Could you print each line of the material below exactly?

Records to use:
※ ※ ※

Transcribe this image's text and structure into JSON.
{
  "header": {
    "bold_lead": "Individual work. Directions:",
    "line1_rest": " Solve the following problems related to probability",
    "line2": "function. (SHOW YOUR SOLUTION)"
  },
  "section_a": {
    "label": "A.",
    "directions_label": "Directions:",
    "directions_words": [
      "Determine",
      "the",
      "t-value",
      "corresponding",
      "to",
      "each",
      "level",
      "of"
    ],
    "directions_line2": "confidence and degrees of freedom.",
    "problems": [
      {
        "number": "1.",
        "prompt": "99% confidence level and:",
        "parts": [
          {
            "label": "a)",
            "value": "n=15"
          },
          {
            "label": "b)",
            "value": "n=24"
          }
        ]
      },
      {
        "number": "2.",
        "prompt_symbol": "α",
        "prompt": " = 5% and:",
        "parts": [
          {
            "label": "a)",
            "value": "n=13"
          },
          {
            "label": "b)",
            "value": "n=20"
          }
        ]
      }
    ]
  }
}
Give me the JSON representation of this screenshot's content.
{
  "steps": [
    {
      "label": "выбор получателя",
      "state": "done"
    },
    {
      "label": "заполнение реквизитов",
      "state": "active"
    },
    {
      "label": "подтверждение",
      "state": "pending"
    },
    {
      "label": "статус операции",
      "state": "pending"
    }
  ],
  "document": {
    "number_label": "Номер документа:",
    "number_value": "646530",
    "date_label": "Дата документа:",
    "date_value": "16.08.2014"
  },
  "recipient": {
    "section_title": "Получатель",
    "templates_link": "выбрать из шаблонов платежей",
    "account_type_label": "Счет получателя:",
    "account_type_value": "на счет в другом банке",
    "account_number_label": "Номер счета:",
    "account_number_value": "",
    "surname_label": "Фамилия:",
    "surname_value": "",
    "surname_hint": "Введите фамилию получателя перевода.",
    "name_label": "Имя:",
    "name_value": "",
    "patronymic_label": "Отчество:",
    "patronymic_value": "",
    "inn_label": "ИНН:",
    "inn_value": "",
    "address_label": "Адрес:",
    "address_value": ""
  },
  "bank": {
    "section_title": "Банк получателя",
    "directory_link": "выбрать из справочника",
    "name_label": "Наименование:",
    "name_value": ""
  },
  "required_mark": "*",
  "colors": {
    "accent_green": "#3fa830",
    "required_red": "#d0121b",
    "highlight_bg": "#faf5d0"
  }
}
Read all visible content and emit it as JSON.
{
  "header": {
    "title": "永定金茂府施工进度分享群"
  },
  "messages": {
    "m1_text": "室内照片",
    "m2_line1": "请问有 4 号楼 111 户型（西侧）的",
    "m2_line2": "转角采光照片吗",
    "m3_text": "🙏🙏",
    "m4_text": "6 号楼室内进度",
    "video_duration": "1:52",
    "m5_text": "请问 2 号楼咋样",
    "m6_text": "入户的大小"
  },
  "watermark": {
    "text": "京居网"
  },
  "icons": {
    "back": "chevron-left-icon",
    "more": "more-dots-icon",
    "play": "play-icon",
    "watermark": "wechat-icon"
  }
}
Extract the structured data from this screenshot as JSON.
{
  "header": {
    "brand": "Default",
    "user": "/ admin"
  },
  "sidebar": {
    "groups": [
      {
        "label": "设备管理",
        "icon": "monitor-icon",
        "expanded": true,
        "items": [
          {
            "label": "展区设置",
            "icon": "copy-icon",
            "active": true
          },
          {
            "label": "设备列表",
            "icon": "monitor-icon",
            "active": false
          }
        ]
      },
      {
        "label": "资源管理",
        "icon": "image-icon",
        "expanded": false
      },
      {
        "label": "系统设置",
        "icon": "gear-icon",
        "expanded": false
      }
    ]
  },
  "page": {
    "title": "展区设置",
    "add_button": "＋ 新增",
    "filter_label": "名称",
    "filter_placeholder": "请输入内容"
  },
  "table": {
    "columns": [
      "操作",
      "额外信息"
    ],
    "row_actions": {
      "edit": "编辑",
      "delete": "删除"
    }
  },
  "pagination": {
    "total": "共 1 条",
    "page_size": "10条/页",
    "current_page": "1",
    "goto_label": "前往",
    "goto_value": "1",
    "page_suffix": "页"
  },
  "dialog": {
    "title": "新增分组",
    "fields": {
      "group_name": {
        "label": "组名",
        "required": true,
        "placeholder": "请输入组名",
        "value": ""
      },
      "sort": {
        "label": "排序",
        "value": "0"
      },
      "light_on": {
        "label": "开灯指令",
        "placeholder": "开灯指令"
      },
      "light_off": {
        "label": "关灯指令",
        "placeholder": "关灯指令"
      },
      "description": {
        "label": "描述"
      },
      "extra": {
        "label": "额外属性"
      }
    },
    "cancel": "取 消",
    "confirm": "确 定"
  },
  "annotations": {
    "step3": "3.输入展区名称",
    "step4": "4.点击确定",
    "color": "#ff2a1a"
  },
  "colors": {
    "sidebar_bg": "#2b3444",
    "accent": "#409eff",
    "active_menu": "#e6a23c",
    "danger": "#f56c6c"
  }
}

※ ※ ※

Exercise solution:
Transcribe this image's text and structure into JSON.
{
  "header": {
    "bold_lead": "Individual work. Directions:",
    "line1_rest": " Solve the following problems related to probability",
    "line2": "function. (SHOW YOUR SOLUTION)"
  },
  "section_a": {
    "label": "A.",
    "directions_label": "Directions:",
    "directions_words": [
      "Determine",
      "the",
      "t-value",
      "corresponding",
      "to",
      "each",
      "level",
      "of"
    ],
    "directions_line2": "confidence and degrees of freedom.",
    "problems": [
      {
        "number": "1.",
        "prompt": "99% confidence level and:",
        "parts": [
          {
            "label": "a)",
            "value": "n=15"
          },
          {
            "label": "b)",
            "value": "n=24"
          }
        ]
      },
      {
        "number": "2.",
        "prompt_symbol": "α",
        "prompt": " = 5% and:",
        "parts": [
          {
            "label": "a)",
            "value": "n=13"
          },
          {
            "label": "b)",
            "value": "n=20"
          }
        ]
      }
    ]
  }
}
Give me the JSON representation of this screenshot's content.
{
  "steps": [
    {
      "label": "выбор получателя",
      "state": "done"
    },
    {
      "label": "заполнение реквизитов",
      "state": "active"
    },
    {
      "label": "подтверждение",
      "state": "pending"
    },
    {
      "label": "статус операции",
      "state": "pending"
    }
  ],
  "document": {
    "number_label": "Номер документа:",
    "number_value": "646530",
    "date_label": "Дата документа:",
    "date_value": "16.08.2014"
  },
  "recipient": {
    "section_title": "Получатель",
    "templates_link": "выбрать из шаблонов платежей",
    "account_type_label": "Счет получателя:",
    "account_type_value": "на счет в другом банке",
    "account_number_label": "Номер счета:",
    "account_number_value": "",
    "surname_label": "Фамилия:",
    "surname_value": "",
    "surname_hint": "Введите фамилию получателя перевода.",
    "name_label": "Имя:",
    "name_value": "",
    "patronymic_label": "Отчество:",
    "patronymic_value": "",
    "inn_label": "ИНН:",
    "inn_value": "",
    "address_label": "Адрес:",
    "address_value": ""
  },
  "bank": {
    "section_title": "Банк получателя",
    "directory_link": "выбрать из справочника",
    "name_label": "Наименование:",
    "name_value": ""
  },
  "required_mark": "*",
  "colors": {
    "accent_green": "#3fa830",
    "required_red": "#d0121b",
    "highlight_bg": "#faf5d0"
  }
}
Read all visible content and emit it as JSON.
{
  "header": {
    "title": "永定金茂府施工进度分享群"
  },
  "messages": {
    "m1_text": "室内照片",
    "m2_line1": "请问有 4 号楼 111 户型（西侧）的",
    "m2_line2": "转角采光照片吗",
    "m3_text": "🙏🙏",
    "m4_text": "6 号楼室内进度",
    "video_duration": "1:52",
    "m5_text": "请问 2 号楼咋样",
    "m6_text": "入户的大小"
  },
  "watermark": {
    "text": "京居网"
  },
  "icons": {
    "back": "chevron-left-icon",
    "more": "more-dots-icon",
    "play": "play-icon",
    "watermark": "wechat-icon"
  }
}
Extract the structured data from this screenshot as JSON.
{
  "header": {
    "brand": "Default",
    "user": "/ admin"
  },
  "sidebar": {
    "groups": [
      {
        "label": "设备管理",
        "icon": "monitor-icon",
        "expanded": true,
        "items": [
          {
            "label": "展区设置",
            "icon": "copy-icon",
            "active": true
          },
          {
            "label": "设备列表",
            "icon": "monitor-icon",
            "active": false
          }
        ]
      },
      {
        "label": "资源管理",
        "icon": "image-icon",
        "expanded": false
      },
      {
        "label": "系统设置",
        "icon": "gear-icon",
        "expanded": false
      }
    ]
  },
  "page": {
    "title": "展区设置",
    "add_button": "＋ 新增",
    "filter_label": "名称",
    "filter_placeholder": "请输入内容"
  },
  "table": {
    "columns": [
      "操作",
      "额外信息"
    ],
    "row_actions": {
      "edit": "编辑",
      "delete": "删除"
    }
  },
  "pagination": {
    "total": "共 1 条",
    "page_size": "10条/页",
    "current_page": "1",
    "goto_label": "前往",
    "goto_value": "1",
    "page_suffix": "页"
  },
  "dialog": {
    "title": "新增分组",
    "fields": {
      "group_name": {
        "label": "组名",
        "required": true,
        "placeholder": "请输入组名",
        "value": ""
      },
      "sort": {
        "label": "排序",
        "value": "0"
      },
      "light_on": {
        "label": "开灯指令",
        "placeholder": "开灯指令"
      },
      "light_off": {
        "label": "关灯指令",
        "placeholder": "关灯指令"
      },
      "description": {
        "label": "描述"
      },
      "extra": {
        "label": "额外属性"
      }
    },
    "cancel": "取 消",
    "confirm": "确 定"
  },
  "annotations": {
    "step3": "3.输入展区名称",
    "step4": "4.点击确定",
    "color": "#ff2a1a"
  },
  "colors": {
    "sidebar_bg": "#2b3444",
    "accent": "#409eff",
    "active_menu": "#e6a23c",
    "danger": "#f56c6c"
  }
}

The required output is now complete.